How do you track a swarm of African “killer” bees? You bug them. That is what entomologists are planning to do with the aggressive bees migrating northward from Mexico toward the United States. Designed by American engineers, a microprocessor device small enough to be attached to the back of a bee will enable scientists to “monitor a bee’s movements from a distance of one to two kilometres,” reports New Scientist. A scanning receiver monitored by a team of scientists will pick up the infrared signals sent by the tiny chip. This will alert them to the bees’ progress and enable them to warn populations directly in the bees’ path. The final version of the chip is expected to weigh about 0.0012 ounce [35 mg]—about half of what a typical worker honeybee is able to carry.
Following 11 years of research at a cost of $4 million, scientists at the University of Western Australia have developed a fully automated method of shearing sheep, reports The Sydney Morning Herald. The experimental robot is capable of shearing a sheep in the same time as it takes a fully trained shearer—about four minutes. “It is made up of a single shearing arm, equipped with sensors to read the contours of each sheep,” notes the Herald. The animal “is held firmly by a cradle, which moves it into position during shearing.” Sheepshearing is said to be such rigorous work that it requires a steadily working shearer to be “as fit as an Olympic athlete.” With the model for commercial use already in development, the robots could be on the market by 1992 at a cost of A$500,000 ($400,000, U.S.) per unit. A spokesman for the Australian Worker’s Union said that human shearers remain “very skeptical” that the robots will replace them.
After ten years of successful tests, the U.S. Food and Drug Administration has approved a pill that can dissolve most gallstones, reports the New York Post. In tests the drug, generically named ursodiol, was claimed to be successful in treating “60 to 70 percent of patients with cholesterol gallstones,” with no side effects. Treatment may require the use of the drug up to 12 months at a cost of $1,400. By comparison, the Post notes that “a gallstone operation can cost $10,000.”
The Cathedral of St. John the Divine in New York City has become the center of an annual spectacle—the blessing of animals. Among the animals blessed by Episcopal bishop Paul Moore were a turkey, an eagle, a python, a fish, a llama, a raccoon, a tortoise, an 8,000-pound [3,600 kg] elephant. He even blessed ten billion algae in a flask! The custom is founded on the story of “saint” Francis, who, legend says, preached to birds. Each year hundreds of pet owners throughout the city bring their animals to the cathedral for a special blessing.
Number Eight in Space

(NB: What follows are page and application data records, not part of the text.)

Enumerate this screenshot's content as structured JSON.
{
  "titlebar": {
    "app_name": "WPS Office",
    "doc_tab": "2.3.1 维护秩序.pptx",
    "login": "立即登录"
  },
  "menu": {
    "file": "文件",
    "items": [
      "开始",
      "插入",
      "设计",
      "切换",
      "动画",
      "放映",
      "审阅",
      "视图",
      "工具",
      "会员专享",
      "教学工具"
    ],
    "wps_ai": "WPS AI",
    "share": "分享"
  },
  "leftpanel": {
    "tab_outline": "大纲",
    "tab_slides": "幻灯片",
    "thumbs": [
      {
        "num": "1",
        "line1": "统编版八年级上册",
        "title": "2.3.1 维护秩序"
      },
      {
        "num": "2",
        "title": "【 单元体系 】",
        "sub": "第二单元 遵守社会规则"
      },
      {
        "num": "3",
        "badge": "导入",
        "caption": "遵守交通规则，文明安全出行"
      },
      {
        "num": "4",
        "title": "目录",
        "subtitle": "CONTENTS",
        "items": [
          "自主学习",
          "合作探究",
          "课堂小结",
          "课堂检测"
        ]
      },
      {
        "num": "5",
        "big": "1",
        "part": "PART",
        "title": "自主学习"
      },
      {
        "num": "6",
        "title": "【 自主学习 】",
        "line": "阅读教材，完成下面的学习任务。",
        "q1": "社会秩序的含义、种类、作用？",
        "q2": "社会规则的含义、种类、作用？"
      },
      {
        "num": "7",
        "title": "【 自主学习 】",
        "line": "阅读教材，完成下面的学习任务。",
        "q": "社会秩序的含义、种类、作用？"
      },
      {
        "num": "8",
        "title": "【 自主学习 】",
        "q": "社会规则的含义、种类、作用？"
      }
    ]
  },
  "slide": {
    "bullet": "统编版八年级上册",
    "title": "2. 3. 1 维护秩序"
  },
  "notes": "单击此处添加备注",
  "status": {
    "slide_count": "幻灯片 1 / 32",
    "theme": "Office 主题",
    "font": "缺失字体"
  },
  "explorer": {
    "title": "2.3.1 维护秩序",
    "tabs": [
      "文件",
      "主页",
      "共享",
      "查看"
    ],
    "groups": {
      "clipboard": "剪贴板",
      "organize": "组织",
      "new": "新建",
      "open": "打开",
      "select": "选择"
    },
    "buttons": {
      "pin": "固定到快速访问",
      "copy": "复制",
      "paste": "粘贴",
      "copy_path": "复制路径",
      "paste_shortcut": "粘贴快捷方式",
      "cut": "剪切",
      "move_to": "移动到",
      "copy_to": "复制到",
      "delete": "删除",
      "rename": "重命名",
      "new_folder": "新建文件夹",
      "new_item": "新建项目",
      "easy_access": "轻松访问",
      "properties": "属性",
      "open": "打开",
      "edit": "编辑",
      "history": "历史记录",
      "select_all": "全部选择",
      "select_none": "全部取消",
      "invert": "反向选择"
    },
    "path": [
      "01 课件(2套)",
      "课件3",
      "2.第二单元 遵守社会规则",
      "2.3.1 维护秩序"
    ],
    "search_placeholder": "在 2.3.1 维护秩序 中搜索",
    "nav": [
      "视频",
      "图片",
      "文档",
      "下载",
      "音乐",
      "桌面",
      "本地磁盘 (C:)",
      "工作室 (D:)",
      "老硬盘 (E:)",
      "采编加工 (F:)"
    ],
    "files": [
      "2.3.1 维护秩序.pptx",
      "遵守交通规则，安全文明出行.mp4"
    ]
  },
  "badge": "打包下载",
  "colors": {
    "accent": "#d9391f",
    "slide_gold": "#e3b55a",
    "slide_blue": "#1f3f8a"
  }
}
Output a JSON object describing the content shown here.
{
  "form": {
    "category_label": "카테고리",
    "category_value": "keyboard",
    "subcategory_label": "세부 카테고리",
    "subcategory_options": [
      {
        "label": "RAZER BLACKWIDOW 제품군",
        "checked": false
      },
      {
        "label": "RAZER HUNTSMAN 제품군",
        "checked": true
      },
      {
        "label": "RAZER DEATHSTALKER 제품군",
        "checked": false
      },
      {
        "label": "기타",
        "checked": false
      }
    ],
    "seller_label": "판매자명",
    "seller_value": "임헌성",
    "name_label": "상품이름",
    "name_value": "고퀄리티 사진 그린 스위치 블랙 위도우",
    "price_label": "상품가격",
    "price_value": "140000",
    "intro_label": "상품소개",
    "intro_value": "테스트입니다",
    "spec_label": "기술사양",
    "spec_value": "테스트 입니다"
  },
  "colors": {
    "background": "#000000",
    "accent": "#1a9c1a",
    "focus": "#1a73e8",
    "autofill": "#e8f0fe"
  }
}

Israel’s successful launch of its first space satellite has made it the eighth country with such capability (the others are the United States, the Soviet Union, France, China, Japan, India, and Britain). This Israeli satellite, called Ofek-1, is said to be designed for collecting scientific data on the earth’s magnetic field and space conditions.